▸ Interface dataset entries
>>>

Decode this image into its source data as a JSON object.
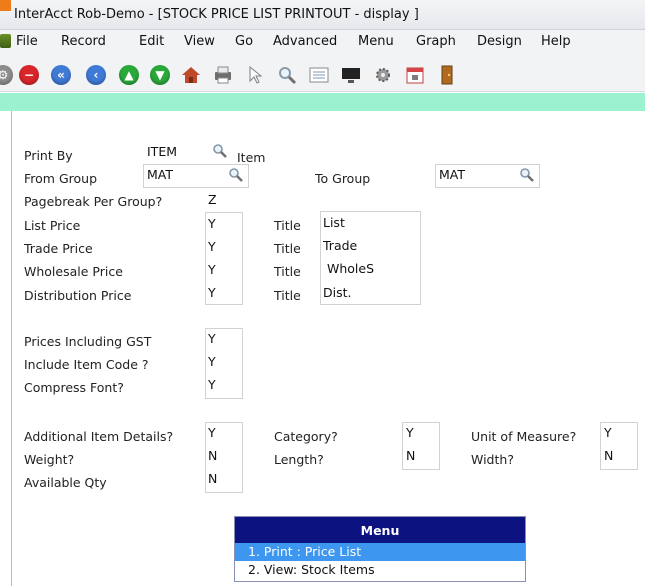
{
  "window": {
    "title": "InterAcct Rob-Demo - [STOCK PRICE LIST PRINTOUT - display ]"
  },
  "menubar": {
    "items": [
      "File",
      "Record",
      "Edit",
      "View",
      "Go",
      "Advanced",
      "Menu",
      "Graph",
      "Design",
      "Help"
    ]
  },
  "toolbar": {
    "buttons": [
      "settings-icon",
      "stop-icon",
      "first-record-icon",
      "previous-record-icon",
      "next-record-icon",
      "last-record-icon",
      "home-icon",
      "print-icon",
      "pointer-icon",
      "search-icon",
      "list-icon",
      "monitor-icon",
      "gear-icon",
      "calendar-icon",
      "exit-door-icon"
    ]
  },
  "colors": {
    "accent_bar": "#9cf1cf",
    "menu_header": "#0c1280",
    "menu_selected": "#3d96f0"
  },
  "form": {
    "print_by": {
      "label": "Print By",
      "value": "ITEM",
      "suffix": "Item"
    },
    "from_group": {
      "label": "From Group",
      "value": "MAT"
    },
    "to_group": {
      "label": "To Group",
      "value": "MAT"
    },
    "pagebreak": {
      "label": "Pagebreak Per Group?",
      "value": "Z"
    },
    "prices": [
      {
        "label": "List Price",
        "value": "Y",
        "title_label": "Title",
        "title_value": "List"
      },
      {
        "label": "Trade Price",
        "value": "Y",
        "title_label": "Title",
        "title_value": "Trade"
      },
      {
        "label": "Wholesale Price",
        "value": "Y",
        "title_label": "Title",
        "title_value": " WholeS"
      },
      {
        "label": "Distribution Price",
        "value": "Y",
        "title_label": "Title",
        "title_value": "Dist."
      }
    ],
    "options": [
      {
        "label": "Prices Including GST",
        "value": "Y"
      },
      {
        "label": "Include Item Code ?",
        "value": "Y"
      },
      {
        "label": "Compress Font?",
        "value": "Y"
      }
    ],
    "additional": [
      {
        "label": "Additional Item Details?",
        "value": "Y"
      },
      {
        "label": "Weight?",
        "value": "N"
      },
      {
        "label": "Available Qty",
        "value": "N"
      }
    ],
    "category": {
      "label": "Category?",
      "value": "Y"
    },
    "length": {
      "label": "Length?",
      "value": "N"
    },
    "unit_of_measure": {
      "label": "Unit of Measure?",
      "value": "Y"
    },
    "width": {
      "label": "Width?",
      "value": "N"
    }
  },
  "menu": {
    "header": "Menu",
    "options": [
      "1. Print : Price List",
      "2. View: Stock Items"
    ],
    "selected_index": 0
  }
}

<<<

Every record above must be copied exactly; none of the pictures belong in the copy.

▸ Answer
Decode this image into its source data as a JSON object.
{
  "window": {
    "title": "InterAcct Rob-Demo - [STOCK PRICE LIST PRINTOUT - display ]"
  },
  "menubar": {
    "items": [
      "File",
      "Record",
      "Edit",
      "View",
      "Go",
      "Advanced",
      "Menu",
      "Graph",
      "Design",
      "Help"
    ]
  },
  "toolbar": {
    "buttons": [
      "settings-icon",
      "stop-icon",
      "first-record-icon",
      "previous-record-icon",
      "next-record-icon",
      "last-record-icon",
      "home-icon",
      "print-icon",
      "pointer-icon",
      "search-icon",
      "list-icon",
      "monitor-icon",
      "gear-icon",
      "calendar-icon",
      "exit-door-icon"
    ]
  },
  "colors": {
    "accent_bar": "#9cf1cf",
    "menu_header": "#0c1280",
    "menu_selected": "#3d96f0"
  },
  "form": {
    "print_by": {
      "label": "Print By",
      "value": "ITEM",
      "suffix": "Item"
    },
    "from_group": {
      "label": "From Group",
      "value": "MAT"
    },
    "to_group": {
      "label": "To Group",
      "value": "MAT"
    },
    "pagebreak": {
      "label": "Pagebreak Per Group?",
      "value": "Z"
    },
    "prices": [
      {
        "label": "List Price",
        "value": "Y",
        "title_label": "Title",
        "title_value": "List"
      },
      {
        "label": "Trade Price",
        "value": "Y",
        "title_label": "Title",
        "title_value": "Trade"
      },
      {
        "label": "Wholesale Price",
        "value": "Y",
        "title_label": "Title",
        "title_value": " WholeS"
      },
      {
        "label": "Distribution Price",
        "value": "Y",
        "title_label": "Title",
        "title_value": "Dist."
      }
    ],
    "options": [
      {
        "label": "Prices Including GST",
        "value": "Y"
      },
      {
        "label": "Include Item Code ?",
        "value": "Y"
      },
      {
        "label": "Compress Font?",
        "value": "Y"
      }
    ],
    "additional": [
      {
        "label": "Additional Item Details?",
        "value": "Y"
      },
      {
        "label": "Weight?",
        "value": "N"
      },
      {
        "label": "Available Qty",
        "value": "N"
      }
    ],
    "category": {
      "label": "Category?",
      "value": "Y"
    },
    "length": {
      "label": "Length?",
      "value": "N"
    },
    "unit_of_measure": {
      "label": "Unit of Measure?",
      "value": "Y"
    },
    "width": {
      "label": "Width?",
      "value": "N"
    }
  },
  "menu": {
    "header": "Menu",
    "options": [
      "1. Print : Price List",
      "2. View: Stock Items"
    ],
    "selected_index": 0
  }
}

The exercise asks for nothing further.